- What is being asked
For each line of the data below that holds "Sweet", copy the line.

- Dataset rows for apps and sites
******

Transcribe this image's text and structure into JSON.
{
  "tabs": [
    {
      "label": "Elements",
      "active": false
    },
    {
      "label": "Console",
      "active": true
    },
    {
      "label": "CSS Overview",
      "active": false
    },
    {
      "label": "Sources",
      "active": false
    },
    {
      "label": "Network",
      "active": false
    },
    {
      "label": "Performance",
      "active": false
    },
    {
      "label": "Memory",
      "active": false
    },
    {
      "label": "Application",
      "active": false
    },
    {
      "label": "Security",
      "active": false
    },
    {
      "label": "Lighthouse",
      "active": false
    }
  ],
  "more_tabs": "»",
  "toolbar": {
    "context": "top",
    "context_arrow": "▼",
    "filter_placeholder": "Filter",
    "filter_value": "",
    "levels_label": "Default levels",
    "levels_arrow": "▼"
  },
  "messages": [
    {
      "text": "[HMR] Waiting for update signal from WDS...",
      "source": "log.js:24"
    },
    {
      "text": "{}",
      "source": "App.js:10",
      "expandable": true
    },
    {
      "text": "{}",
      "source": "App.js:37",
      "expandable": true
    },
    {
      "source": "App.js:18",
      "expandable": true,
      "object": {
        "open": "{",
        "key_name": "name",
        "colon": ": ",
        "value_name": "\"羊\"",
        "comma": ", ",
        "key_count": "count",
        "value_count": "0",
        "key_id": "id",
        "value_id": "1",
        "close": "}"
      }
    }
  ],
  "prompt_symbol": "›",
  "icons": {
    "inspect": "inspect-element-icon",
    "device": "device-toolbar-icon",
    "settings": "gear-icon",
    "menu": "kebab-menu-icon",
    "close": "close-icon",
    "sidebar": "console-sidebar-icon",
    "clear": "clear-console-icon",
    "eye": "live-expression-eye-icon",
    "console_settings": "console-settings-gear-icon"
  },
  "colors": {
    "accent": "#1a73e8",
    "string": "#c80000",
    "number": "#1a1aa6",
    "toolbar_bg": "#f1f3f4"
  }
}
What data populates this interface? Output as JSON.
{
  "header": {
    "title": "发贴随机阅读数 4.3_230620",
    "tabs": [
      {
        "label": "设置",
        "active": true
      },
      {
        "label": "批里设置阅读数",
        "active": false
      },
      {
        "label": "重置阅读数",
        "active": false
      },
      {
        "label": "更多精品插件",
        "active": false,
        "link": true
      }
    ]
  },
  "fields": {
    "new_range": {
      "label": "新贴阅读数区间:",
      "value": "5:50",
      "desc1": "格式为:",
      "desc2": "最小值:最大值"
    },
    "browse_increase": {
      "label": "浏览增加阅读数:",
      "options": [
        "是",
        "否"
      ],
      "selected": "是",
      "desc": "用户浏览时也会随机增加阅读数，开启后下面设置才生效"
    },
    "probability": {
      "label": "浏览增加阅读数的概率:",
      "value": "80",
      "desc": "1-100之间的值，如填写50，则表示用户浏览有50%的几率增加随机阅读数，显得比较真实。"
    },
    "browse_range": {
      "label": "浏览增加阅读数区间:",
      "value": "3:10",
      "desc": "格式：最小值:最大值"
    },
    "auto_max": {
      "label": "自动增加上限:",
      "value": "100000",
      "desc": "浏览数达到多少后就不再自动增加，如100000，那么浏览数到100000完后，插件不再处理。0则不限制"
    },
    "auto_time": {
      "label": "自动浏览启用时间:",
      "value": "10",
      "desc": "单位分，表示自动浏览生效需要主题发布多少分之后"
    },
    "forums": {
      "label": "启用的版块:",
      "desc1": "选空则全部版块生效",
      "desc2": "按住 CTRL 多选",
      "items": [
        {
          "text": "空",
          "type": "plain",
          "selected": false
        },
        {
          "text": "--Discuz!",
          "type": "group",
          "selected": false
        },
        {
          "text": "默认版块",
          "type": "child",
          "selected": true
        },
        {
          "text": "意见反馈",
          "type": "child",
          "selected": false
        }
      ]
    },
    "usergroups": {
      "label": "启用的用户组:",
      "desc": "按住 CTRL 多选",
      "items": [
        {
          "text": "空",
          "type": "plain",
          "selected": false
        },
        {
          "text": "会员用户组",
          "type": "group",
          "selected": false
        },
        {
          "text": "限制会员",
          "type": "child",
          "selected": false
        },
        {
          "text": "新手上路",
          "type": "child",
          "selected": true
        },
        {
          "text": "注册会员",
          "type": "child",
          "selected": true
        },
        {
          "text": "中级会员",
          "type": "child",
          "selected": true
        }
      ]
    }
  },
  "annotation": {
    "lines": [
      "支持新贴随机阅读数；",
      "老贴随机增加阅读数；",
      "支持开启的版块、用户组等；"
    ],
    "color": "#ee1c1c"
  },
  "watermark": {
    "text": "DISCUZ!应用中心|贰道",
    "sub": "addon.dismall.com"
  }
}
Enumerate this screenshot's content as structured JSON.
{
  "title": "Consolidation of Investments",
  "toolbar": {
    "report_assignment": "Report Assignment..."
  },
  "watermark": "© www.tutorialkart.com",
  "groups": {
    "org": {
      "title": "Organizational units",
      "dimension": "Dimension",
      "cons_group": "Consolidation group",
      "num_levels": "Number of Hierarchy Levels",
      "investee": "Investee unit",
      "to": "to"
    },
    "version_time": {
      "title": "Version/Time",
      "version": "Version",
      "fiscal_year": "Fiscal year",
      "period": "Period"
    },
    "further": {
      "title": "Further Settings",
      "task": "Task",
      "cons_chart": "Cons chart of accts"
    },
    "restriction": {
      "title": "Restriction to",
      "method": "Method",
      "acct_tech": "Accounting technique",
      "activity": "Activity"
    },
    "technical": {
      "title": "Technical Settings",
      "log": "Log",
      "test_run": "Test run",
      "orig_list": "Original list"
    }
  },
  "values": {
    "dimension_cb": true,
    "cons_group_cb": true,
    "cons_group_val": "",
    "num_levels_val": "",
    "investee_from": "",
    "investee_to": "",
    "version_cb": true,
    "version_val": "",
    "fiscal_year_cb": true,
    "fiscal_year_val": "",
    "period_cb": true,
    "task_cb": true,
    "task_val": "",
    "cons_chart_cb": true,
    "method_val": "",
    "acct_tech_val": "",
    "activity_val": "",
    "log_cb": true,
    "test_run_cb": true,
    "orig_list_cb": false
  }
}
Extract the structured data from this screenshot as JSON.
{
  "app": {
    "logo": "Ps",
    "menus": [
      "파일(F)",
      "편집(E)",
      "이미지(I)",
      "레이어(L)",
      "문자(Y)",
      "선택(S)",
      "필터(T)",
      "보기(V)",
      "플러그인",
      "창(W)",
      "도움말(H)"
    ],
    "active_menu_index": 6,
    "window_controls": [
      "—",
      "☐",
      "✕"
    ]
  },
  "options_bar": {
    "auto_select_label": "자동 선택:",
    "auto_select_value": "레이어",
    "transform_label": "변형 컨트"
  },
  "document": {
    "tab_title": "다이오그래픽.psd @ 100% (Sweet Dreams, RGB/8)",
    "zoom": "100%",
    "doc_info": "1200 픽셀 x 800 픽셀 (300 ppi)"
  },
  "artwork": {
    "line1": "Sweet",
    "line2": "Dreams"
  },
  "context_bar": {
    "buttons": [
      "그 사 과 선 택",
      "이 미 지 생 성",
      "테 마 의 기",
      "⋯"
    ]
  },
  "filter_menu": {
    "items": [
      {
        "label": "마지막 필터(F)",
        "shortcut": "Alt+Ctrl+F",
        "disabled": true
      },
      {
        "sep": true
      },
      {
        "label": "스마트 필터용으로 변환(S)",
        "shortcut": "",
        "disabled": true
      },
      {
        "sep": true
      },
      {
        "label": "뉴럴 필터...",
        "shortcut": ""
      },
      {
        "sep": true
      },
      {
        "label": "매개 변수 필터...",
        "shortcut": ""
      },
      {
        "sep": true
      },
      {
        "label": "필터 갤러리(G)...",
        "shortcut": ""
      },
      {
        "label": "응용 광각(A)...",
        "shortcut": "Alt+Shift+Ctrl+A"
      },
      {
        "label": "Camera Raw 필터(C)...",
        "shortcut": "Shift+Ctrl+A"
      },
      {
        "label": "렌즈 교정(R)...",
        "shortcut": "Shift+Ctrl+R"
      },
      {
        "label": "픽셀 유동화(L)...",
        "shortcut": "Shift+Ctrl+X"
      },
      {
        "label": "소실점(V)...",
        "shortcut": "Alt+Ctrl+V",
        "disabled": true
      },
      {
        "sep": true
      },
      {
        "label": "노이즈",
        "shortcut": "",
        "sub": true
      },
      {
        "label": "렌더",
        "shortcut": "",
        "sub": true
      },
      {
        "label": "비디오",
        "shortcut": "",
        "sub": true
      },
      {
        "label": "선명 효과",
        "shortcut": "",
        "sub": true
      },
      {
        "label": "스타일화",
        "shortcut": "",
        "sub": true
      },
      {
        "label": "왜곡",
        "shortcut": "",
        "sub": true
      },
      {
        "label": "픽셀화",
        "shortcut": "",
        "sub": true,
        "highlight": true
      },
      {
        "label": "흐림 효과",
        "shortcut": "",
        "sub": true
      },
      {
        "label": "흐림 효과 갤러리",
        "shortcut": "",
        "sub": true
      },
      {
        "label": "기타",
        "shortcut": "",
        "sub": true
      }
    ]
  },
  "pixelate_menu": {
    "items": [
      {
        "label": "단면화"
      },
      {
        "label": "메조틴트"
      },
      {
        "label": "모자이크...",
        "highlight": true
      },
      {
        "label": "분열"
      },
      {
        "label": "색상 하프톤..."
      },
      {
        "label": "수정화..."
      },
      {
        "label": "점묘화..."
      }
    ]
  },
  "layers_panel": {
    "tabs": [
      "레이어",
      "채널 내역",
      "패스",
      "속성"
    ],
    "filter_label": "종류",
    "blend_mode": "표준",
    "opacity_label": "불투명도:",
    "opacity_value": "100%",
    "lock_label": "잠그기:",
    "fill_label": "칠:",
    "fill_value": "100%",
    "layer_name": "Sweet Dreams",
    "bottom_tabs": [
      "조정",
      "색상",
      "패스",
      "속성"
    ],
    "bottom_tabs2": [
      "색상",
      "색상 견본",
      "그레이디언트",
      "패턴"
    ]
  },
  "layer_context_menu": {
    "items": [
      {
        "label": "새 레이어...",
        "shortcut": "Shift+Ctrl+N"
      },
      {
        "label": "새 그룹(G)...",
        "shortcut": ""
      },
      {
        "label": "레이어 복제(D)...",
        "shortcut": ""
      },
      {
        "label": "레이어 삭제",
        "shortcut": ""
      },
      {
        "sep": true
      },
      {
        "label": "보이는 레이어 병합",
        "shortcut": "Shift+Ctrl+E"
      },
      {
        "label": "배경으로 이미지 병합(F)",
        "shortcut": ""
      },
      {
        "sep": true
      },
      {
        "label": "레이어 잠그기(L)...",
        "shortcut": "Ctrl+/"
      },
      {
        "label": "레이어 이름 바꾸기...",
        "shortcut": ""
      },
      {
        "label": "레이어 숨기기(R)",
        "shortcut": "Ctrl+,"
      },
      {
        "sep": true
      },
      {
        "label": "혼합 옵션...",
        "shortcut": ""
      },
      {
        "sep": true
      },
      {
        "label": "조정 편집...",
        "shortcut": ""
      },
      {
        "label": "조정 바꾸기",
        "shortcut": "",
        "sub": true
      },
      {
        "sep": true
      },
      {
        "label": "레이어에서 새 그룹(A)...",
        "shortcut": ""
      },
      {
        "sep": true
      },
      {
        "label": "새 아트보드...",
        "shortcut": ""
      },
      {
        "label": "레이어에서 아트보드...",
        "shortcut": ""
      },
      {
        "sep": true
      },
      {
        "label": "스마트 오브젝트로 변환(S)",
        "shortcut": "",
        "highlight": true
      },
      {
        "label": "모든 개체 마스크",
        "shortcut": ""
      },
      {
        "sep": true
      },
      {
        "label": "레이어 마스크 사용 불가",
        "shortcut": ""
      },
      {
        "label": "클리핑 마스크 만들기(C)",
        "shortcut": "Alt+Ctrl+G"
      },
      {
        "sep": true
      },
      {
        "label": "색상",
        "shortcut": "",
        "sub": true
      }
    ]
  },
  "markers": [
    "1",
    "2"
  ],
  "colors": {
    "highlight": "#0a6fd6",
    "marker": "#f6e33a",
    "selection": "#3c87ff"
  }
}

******

- Worked solution
    "tab_title": "다이오그래픽.psd @ 100% (Sweet Dreams, RGB/8)",
    "line1": "Sweet",
    "layer_name": "Sweet Dreams",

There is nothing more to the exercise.